Prepare the duck breasts by scoring the fat with a knife in a diamond pattern, being careful not to fully penetrate through the fat to the meat below. Place a wire rack over a shallow pan for roasting, and set it aside.
Preheat a large, heavy skillet (cast iron is ideal) over a medium burner. When the pan is very hot, season the duck well on both sides with salt and pepper, and arrange fat-side-down in the dry pan. Cook for 5 minutes, or until the fat is crisp and brown, then turn on the flesh-side and cook 2 minutes more, or until it is lightly browned.
Remove the duck to the wire rack and allow it to cool for at least 3 minutes.
Use a brush to spread the glaze on both sides of the duck breasts, then place in the oven and roast until 130° internal tempera- ture for rare, or 135° internal temperature for medium (pink center). Allow the duck to rest on the rack in a warm place for 5 minutes before serving. You can dilute any remaining glaze with a few tablespoons of water to serve under or over the duck.
About this recipe
Wine Pairing Suggestion: For Sonoma duck, kissed with sweet glaze, most folks reach for a Sonoma Coast Pinot Noir, with moderate alcohol, oak and tannins and medium to medium-high acidity to contrast against both the fat and sweetness. Don’t get me wrong, it’s been done as much as it has for good reason, but I suggest a path that hasn’t been trodden into a rut. The same region gives us cool-climate Syrahs that can love ducks as well as they love lamb. Arnot- Roberts and Peay are good names to know, but for this dish, Wind Gap Sonoma Coast Syrah is the thing. With refined tannins, a beautiful melding of minerality, lightly cooked dark fruit, hints of earthy olive and spice, this moderately priced gem is a perfect partner. On the duck side of the equation, saba’s sweetness, which might otherwise steal the fruit from such a wine, is tempered by acidity and piquancy in the Dijon, and bal- anced by the fatty, earthy duck. Go all-in with herbed frites fried in duck fat—your efforts will be amply rewarded.
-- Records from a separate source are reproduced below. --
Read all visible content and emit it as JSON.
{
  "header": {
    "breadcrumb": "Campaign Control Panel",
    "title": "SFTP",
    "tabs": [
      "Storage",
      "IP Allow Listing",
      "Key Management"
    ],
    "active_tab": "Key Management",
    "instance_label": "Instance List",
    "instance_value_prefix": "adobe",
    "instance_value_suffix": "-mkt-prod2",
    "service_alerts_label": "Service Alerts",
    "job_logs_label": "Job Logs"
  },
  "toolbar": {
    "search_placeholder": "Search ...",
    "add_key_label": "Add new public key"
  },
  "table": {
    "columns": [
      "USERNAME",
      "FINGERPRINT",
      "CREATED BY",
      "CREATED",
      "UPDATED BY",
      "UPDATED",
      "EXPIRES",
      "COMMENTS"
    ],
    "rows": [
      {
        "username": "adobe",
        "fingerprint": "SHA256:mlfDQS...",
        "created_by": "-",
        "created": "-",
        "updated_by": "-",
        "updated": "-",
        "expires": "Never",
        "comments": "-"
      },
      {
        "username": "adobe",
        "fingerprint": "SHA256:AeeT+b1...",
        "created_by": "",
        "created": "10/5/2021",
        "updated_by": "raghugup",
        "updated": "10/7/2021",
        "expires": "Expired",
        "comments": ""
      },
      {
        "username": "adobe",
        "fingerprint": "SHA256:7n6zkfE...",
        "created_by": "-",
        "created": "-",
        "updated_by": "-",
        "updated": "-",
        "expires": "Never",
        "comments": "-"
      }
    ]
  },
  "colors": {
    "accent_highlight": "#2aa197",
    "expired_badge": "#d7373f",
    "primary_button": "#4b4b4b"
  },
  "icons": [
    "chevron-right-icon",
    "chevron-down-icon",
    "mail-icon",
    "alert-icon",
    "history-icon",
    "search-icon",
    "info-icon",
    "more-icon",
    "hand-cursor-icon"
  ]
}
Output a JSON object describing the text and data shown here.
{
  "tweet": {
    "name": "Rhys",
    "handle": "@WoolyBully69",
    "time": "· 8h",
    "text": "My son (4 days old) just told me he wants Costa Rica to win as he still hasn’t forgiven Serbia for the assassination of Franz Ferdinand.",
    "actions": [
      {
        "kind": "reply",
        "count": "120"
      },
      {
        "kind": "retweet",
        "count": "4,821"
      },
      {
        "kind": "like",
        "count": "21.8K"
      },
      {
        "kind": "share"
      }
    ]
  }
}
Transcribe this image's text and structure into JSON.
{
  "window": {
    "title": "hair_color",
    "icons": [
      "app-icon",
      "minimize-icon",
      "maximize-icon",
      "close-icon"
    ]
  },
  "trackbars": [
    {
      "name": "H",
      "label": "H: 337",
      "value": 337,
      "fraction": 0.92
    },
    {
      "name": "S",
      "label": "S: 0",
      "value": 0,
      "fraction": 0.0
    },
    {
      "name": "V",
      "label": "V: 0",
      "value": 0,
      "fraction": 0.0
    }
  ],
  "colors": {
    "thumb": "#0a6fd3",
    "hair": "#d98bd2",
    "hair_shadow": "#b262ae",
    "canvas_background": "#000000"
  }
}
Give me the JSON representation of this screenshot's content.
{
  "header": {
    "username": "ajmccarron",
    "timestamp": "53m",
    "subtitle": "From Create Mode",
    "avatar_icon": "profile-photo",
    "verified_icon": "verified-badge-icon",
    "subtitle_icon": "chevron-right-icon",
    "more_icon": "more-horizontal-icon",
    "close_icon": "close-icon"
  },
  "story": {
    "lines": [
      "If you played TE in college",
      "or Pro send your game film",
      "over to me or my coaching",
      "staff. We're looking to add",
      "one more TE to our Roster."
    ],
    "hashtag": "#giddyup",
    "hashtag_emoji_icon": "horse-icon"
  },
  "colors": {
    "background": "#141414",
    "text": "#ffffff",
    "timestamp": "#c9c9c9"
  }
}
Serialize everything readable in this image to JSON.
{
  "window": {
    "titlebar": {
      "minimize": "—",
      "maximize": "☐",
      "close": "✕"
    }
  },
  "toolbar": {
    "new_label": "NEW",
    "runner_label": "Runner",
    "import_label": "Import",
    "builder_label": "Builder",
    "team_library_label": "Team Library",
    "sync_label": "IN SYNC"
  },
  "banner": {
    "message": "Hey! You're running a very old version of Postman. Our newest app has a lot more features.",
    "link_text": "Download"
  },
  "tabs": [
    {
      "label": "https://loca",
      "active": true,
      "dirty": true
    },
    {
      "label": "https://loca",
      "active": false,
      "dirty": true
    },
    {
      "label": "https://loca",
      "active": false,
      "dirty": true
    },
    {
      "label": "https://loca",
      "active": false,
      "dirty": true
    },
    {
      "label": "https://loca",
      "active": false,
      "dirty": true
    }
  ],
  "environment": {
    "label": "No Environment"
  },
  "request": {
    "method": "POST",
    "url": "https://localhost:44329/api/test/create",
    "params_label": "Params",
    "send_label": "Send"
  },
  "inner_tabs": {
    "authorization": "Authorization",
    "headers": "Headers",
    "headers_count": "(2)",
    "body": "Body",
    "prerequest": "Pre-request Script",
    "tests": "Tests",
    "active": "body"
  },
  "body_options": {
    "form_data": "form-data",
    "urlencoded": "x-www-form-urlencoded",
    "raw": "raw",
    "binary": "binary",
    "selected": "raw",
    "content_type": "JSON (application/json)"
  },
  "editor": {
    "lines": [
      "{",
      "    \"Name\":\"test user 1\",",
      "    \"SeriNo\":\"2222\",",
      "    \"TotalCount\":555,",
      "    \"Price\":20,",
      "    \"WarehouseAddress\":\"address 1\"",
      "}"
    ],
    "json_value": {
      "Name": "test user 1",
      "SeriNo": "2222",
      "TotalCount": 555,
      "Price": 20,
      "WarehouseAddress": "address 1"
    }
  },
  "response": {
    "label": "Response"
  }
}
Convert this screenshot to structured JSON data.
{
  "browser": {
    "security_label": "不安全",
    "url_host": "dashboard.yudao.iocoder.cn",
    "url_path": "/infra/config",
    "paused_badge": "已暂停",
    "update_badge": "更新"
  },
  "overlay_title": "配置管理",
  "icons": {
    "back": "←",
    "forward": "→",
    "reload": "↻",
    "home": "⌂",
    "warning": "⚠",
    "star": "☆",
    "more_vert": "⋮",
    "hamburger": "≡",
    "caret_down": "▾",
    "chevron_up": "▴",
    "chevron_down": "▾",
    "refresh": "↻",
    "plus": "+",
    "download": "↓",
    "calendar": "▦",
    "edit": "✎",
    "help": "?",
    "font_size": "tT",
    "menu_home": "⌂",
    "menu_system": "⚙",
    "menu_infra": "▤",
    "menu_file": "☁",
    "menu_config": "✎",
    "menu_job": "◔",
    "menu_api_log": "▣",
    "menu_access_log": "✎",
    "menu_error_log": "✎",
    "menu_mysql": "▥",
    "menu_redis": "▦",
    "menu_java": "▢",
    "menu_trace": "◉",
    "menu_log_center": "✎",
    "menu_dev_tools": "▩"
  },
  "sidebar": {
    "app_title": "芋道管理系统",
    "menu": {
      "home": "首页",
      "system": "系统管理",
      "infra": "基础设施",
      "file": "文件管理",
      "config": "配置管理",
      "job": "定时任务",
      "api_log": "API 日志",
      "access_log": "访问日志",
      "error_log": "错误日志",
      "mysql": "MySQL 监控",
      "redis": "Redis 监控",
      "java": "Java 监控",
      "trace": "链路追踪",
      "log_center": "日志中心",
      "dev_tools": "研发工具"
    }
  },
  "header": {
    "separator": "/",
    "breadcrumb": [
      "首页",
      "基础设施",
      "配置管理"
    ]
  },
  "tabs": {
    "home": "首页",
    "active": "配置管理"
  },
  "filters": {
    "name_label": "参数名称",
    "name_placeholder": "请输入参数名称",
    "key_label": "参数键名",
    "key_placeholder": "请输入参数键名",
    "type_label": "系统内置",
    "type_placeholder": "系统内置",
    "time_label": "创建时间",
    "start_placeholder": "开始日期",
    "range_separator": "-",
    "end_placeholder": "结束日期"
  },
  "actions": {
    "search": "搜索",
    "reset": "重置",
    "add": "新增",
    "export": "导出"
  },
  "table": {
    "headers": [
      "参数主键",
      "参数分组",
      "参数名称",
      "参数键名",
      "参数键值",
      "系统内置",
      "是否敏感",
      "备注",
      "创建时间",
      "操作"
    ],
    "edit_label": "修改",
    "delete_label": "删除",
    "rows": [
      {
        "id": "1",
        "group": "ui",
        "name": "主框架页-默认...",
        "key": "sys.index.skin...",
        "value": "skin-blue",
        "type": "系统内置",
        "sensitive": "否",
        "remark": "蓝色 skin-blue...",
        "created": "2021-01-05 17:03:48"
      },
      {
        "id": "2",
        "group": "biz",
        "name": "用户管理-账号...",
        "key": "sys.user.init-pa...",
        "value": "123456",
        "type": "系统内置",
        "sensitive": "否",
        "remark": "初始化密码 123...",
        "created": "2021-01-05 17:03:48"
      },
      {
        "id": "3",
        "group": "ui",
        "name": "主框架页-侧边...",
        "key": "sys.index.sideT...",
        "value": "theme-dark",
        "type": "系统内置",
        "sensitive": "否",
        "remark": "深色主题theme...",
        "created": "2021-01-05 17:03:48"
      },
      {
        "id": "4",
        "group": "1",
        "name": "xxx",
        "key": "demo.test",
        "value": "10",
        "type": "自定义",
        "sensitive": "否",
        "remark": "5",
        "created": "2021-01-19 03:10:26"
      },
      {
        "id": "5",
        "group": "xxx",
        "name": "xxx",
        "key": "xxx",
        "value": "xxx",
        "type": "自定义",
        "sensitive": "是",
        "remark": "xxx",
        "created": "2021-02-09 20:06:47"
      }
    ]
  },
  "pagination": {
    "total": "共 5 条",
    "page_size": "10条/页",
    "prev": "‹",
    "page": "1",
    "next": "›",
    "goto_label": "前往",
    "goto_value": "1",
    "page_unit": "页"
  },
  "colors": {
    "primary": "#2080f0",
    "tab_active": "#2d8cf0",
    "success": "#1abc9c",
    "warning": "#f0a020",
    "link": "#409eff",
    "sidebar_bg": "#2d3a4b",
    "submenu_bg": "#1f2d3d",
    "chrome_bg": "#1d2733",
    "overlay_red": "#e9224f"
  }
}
Resource Note: Some wineries have begun to play around with saba production, so ask for it around the Wine country. Terrasonoma, located in Geyserville, is the first commercial producer of saba in the United States. They age their product in bourbon barrels, and the result is worth your notice. Terrasonoma also produces grape verjus, a centuries-old non-vinegar souring agent made from under-ripe fruit, in this case wine grapes.
Verjus is a staple in our kitchen, as it adds acidity without the acetic acid of wine vinegar, which can kill a fine bottle of wine deader than dead. Acetic acid, sometimes called volatile acidity or “VA” (a vinegary smell and taste), can also develop in wine due to bacterial growth and is considered a serious fault with good cause. It stands to reason that eating foods with acetic acid in them before a sip of wine will produce the same lousy taste. Enter verjus.